[Extracted material Boundary: Start]

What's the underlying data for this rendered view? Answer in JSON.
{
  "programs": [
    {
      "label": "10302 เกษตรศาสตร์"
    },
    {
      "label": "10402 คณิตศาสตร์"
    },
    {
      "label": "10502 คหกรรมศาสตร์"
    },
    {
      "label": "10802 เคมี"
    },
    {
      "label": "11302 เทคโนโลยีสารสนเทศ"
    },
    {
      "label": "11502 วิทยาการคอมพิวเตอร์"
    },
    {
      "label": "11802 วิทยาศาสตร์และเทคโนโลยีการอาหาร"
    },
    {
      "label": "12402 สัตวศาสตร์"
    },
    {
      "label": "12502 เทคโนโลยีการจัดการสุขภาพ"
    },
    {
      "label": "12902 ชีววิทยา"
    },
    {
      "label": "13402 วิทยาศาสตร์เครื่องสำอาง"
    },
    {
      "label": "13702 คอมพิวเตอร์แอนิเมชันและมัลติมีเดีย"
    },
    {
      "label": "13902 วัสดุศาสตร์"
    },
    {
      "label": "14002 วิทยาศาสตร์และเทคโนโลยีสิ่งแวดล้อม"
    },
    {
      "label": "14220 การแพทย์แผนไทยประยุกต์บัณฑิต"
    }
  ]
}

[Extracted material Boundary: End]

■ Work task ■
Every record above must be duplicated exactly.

■ Expected answer ■
What's the underlying data for this rendered view? Answer in JSON.
{
  "programs": [
    {
      "label": "10302 เกษตรศาสตร์"
    },
    {
      "label": "10402 คณิตศาสตร์"
    },
    {
      "label": "10502 คหกรรมศาสตร์"
    },
    {
      "label": "10802 เคมี"
    },
    {
      "label": "11302 เทคโนโลยีสารสนเทศ"
    },
    {
      "label": "11502 วิทยาการคอมพิวเตอร์"
    },
    {
      "label": "11802 วิทยาศาสตร์และเทคโนโลยีการอาหาร"
    },
    {
      "label": "12402 สัตวศาสตร์"
    },
    {
      "label": "12502 เทคโนโลยีการจัดการสุขภาพ"
    },
    {
      "label": "12902 ชีววิทยา"
    },
    {
      "label": "13402 วิทยาศาสตร์เครื่องสำอาง"
    },
    {
      "label": "13702 คอมพิวเตอร์แอนิเมชันและมัลติมีเดีย"
    },
    {
      "label": "13902 วัสดุศาสตร์"
    },
    {
      "label": "14002 วิทยาศาสตร์และเทคโนโลยีสิ่งแวดล้อม"
    },
    {
      "label": "14220 การแพทย์แผนไทยประยุกต์บัณฑิต"
    }
  ]
}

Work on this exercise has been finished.